▸ Directions for this task
Retype all of the material exactly, leaving no line out.

::::::::::

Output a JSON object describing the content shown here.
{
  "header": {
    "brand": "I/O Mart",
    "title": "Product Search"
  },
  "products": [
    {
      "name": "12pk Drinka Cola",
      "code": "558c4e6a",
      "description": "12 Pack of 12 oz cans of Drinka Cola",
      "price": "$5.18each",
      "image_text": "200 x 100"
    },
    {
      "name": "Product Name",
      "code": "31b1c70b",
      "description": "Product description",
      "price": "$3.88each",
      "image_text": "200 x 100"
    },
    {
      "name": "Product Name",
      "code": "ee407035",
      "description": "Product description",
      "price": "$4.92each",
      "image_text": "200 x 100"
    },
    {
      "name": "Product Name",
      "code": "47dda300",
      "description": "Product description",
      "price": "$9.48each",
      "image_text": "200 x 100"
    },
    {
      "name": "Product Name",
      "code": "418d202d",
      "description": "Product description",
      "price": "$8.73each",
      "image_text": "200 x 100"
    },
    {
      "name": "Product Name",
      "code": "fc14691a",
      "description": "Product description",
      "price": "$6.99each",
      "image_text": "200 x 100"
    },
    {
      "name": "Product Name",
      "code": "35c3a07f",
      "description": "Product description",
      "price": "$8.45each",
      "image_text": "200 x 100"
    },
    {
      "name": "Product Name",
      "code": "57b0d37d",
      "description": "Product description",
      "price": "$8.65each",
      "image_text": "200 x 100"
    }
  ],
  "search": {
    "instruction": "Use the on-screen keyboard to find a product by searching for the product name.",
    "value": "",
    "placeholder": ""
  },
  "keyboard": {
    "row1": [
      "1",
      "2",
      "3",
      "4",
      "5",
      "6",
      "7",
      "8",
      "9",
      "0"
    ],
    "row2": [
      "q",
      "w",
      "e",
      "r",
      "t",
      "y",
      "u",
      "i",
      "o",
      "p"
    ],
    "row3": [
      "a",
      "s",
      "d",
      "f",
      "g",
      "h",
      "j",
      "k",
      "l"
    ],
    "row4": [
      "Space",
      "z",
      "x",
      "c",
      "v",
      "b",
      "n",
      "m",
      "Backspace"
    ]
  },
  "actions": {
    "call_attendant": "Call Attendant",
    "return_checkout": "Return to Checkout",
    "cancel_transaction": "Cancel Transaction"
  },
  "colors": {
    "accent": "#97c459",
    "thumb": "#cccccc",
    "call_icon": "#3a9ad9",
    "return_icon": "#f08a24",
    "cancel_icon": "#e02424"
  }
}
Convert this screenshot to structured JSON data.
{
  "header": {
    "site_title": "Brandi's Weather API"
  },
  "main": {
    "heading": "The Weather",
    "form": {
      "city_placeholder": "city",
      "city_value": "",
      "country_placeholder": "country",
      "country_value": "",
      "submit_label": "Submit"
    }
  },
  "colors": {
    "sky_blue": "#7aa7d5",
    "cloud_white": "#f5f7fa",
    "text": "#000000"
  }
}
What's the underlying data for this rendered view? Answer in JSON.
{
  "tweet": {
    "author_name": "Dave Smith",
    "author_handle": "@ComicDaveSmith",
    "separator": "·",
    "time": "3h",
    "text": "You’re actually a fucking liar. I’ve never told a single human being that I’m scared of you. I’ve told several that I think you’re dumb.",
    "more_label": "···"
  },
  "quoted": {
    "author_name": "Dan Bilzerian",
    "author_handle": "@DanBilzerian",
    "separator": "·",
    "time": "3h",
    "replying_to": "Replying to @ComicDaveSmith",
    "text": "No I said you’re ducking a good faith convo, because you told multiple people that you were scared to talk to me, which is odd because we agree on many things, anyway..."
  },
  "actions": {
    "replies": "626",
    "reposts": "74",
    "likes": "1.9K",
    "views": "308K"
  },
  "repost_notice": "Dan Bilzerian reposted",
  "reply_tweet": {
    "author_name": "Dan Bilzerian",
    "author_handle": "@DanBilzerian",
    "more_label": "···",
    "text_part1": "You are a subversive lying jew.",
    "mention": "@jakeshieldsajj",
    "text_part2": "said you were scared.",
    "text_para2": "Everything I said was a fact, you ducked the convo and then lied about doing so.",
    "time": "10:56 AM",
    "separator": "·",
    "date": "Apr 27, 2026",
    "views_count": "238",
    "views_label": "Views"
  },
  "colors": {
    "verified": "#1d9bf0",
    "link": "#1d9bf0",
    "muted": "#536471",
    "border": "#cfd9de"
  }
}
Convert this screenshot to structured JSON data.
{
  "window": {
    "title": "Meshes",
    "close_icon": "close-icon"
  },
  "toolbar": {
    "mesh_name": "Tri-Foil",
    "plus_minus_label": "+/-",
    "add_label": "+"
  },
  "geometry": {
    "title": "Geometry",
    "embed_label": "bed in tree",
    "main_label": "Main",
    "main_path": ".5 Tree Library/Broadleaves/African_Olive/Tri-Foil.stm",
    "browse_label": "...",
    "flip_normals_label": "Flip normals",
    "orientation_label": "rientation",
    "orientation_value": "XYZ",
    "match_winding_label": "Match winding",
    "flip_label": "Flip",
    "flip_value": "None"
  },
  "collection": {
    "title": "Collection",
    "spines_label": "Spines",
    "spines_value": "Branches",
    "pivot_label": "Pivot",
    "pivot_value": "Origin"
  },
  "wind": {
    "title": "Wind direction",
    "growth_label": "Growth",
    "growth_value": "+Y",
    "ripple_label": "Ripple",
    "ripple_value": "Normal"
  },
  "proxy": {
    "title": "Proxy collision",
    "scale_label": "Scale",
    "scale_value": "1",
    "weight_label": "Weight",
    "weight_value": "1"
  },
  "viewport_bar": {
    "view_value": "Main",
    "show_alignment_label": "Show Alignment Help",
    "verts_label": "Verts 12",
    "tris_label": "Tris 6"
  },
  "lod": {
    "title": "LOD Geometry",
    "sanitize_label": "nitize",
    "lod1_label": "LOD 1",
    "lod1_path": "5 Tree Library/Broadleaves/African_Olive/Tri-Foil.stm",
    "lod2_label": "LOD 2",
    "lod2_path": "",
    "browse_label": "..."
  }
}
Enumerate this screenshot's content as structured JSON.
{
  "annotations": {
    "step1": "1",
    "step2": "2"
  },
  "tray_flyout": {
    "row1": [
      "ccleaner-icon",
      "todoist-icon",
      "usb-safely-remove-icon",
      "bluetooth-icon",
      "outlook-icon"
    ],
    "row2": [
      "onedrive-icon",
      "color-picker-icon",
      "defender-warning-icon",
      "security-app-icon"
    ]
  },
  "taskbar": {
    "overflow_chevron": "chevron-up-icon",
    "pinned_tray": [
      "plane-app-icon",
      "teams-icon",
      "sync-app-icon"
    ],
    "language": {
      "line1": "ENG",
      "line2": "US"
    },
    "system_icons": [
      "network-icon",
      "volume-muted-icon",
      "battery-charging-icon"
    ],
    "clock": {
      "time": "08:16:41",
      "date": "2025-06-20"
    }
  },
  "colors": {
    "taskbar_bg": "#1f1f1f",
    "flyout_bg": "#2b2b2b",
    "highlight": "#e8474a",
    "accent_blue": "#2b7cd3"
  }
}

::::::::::

▸ Answer box
Output a JSON object describing the content shown here.
{
  "header": {
    "brand": "I/O Mart",
    "title": "Product Search"
  },
  "products": [
    {
      "name": "12pk Drinka Cola",
      "code": "558c4e6a",
      "description": "12 Pack of 12 oz cans of Drinka Cola",
      "price": "$5.18each",
      "image_text": "200 x 100"
    },
    {
      "name": "Product Name",
      "code": "31b1c70b",
      "description": "Product description",
      "price": "$3.88each",
      "image_text": "200 x 100"
    },
    {
      "name": "Product Name",
      "code": "ee407035",
      "description": "Product description",
      "price": "$4.92each",
      "image_text": "200 x 100"
    },
    {
      "name": "Product Name",
      "code": "47dda300",
      "description": "Product description",
      "price": "$9.48each",
      "image_text": "200 x 100"
    },
    {
      "name": "Product Name",
      "code": "418d202d",
      "description": "Product description",
      "price": "$8.73each",
      "image_text": "200 x 100"
    },
    {
      "name": "Product Name",
      "code": "fc14691a",
      "description": "Product description",
      "price": "$6.99each",
      "image_text": "200 x 100"
    },
    {
      "name": "Product Name",
      "code": "35c3a07f",
      "description": "Product description",
      "price": "$8.45each",
      "image_text": "200 x 100"
    },
    {
      "name": "Product Name",
      "code": "57b0d37d",
      "description": "Product description",
      "price": "$8.65each",
      "image_text": "200 x 100"
    }
  ],
  "search": {
    "instruction": "Use the on-screen keyboard to find a product by searching for the product name.",
    "value": "",
    "placeholder": ""
  },
  "keyboard": {
    "row1": [
      "1",
      "2",
      "3",
      "4",
      "5",
      "6",
      "7",
      "8",
      "9",
      "0"
    ],
    "row2": [
      "q",
      "w",
      "e",
      "r",
      "t",
      "y",
      "u",
      "i",
      "o",
      "p"
    ],
    "row3": [
      "a",
      "s",
      "d",
      "f",
      "g",
      "h",
      "j",
      "k",
      "l"
    ],
    "row4": [
      "Space",
      "z",
      "x",
      "c",
      "v",
      "b",
      "n",
      "m",
      "Backspace"
    ]
  },
  "actions": {
    "call_attendant": "Call Attendant",
    "return_checkout": "Return to Checkout",
    "cancel_transaction": "Cancel Transaction"
  },
  "colors": {
    "accent": "#97c459",
    "thumb": "#cccccc",
    "call_icon": "#3a9ad9",
    "return_icon": "#f08a24",
    "cancel_icon": "#e02424"
  }
}
Convert this screenshot to structured JSON data.
{
  "header": {
    "site_title": "Brandi's Weather API"
  },
  "main": {
    "heading": "The Weather",
    "form": {
      "city_placeholder": "city",
      "city_value": "",
      "country_placeholder": "country",
      "country_value": "",
      "submit_label": "Submit"
    }
  },
  "colors": {
    "sky_blue": "#7aa7d5",
    "cloud_white": "#f5f7fa",
    "text": "#000000"
  }
}
What's the underlying data for this rendered view? Answer in JSON.
{
  "tweet": {
    "author_name": "Dave Smith",
    "author_handle": "@ComicDaveSmith",
    "separator": "·",
    "time": "3h",
    "text": "You’re actually a fucking liar. I’ve never told a single human being that I’m scared of you. I’ve told several that I think you’re dumb.",
    "more_label": "···"
  },
  "quoted": {
    "author_name": "Dan Bilzerian",
    "author_handle": "@DanBilzerian",
    "separator": "·",
    "time": "3h",
    "replying_to": "Replying to @ComicDaveSmith",
    "text": "No I said you’re ducking a good faith convo, because you told multiple people that you were scared to talk to me, which is odd because we agree on many things, anyway..."
  },
  "actions": {
    "replies": "626",
    "reposts": "74",
    "likes": "1.9K",
    "views": "308K"
  },
  "repost_notice": "Dan Bilzerian reposted",
  "reply_tweet": {
    "author_name": "Dan Bilzerian",
    "author_handle": "@DanBilzerian",
    "more_label": "···",
    "text_part1": "You are a subversive lying jew.",
    "mention": "@jakeshieldsajj",
    "text_part2": "said you were scared.",
    "text_para2": "Everything I said was a fact, you ducked the convo and then lied about doing so.",
    "time": "10:56 AM",
    "separator": "·",
    "date": "Apr 27, 2026",
    "views_count": "238",
    "views_label": "Views"
  },
  "colors": {
    "verified": "#1d9bf0",
    "link": "#1d9bf0",
    "muted": "#536471",
    "border": "#cfd9de"
  }
}
Convert this screenshot to structured JSON data.
{
  "window": {
    "title": "Meshes",
    "close_icon": "close-icon"
  },
  "toolbar": {
    "mesh_name": "Tri-Foil",
    "plus_minus_label": "+/-",
    "add_label": "+"
  },
  "geometry": {
    "title": "Geometry",
    "embed_label": "bed in tree",
    "main_label": "Main",
    "main_path": ".5 Tree Library/Broadleaves/African_Olive/Tri-Foil.stm",
    "browse_label": "...",
    "flip_normals_label": "Flip normals",
    "orientation_label": "rientation",
    "orientation_value": "XYZ",
    "match_winding_label": "Match winding",
    "flip_label": "Flip",
    "flip_value": "None"
  },
  "collection": {
    "title": "Collection",
    "spines_label": "Spines",
    "spines_value": "Branches",
    "pivot_label": "Pivot",
    "pivot_value": "Origin"
  },
  "wind": {
    "title": "Wind direction",
    "growth_label": "Growth",
    "growth_value": "+Y",
    "ripple_label": "Ripple",
    "ripple_value": "Normal"
  },
  "proxy": {
    "title": "Proxy collision",
    "scale_label": "Scale",
    "scale_value": "1",
    "weight_label": "Weight",
    "weight_value": "1"
  },
  "viewport_bar": {
    "view_value": "Main",
    "show_alignment_label": "Show Alignment Help",
    "verts_label": "Verts 12",
    "tris_label": "Tris 6"
  },
  "lod": {
    "title": "LOD Geometry",
    "sanitize_label": "nitize",
    "lod1_label": "LOD 1",
    "lod1_path": "5 Tree Library/Broadleaves/African_Olive/Tri-Foil.stm",
    "lod2_label": "LOD 2",
    "lod2_path": "",
    "browse_label": "..."
  }
}
Enumerate this screenshot's content as structured JSON.
{
  "annotations": {
    "step1": "1",
    "step2": "2"
  },
  "tray_flyout": {
    "row1": [
      "ccleaner-icon",
      "todoist-icon",
      "usb-safely-remove-icon",
      "bluetooth-icon",
      "outlook-icon"
    ],
    "row2": [
      "onedrive-icon",
      "color-picker-icon",
      "defender-warning-icon",
      "security-app-icon"
    ]
  },
  "taskbar": {
    "overflow_chevron": "chevron-up-icon",
    "pinned_tray": [
      "plane-app-icon",
      "teams-icon",
      "sync-app-icon"
    ],
    "language": {
      "line1": "ENG",
      "line2": "US"
    },
    "system_icons": [
      "network-icon",
      "volume-muted-icon",
      "battery-charging-icon"
    ],
    "clock": {
      "time": "08:16:41",
      "date": "2025-06-20"
    }
  },
  "colors": {
    "taskbar_bg": "#1f1f1f",
    "flyout_bg": "#2b2b2b",
    "highlight": "#e8474a",
    "accent_blue": "#2b7cd3"
  }
}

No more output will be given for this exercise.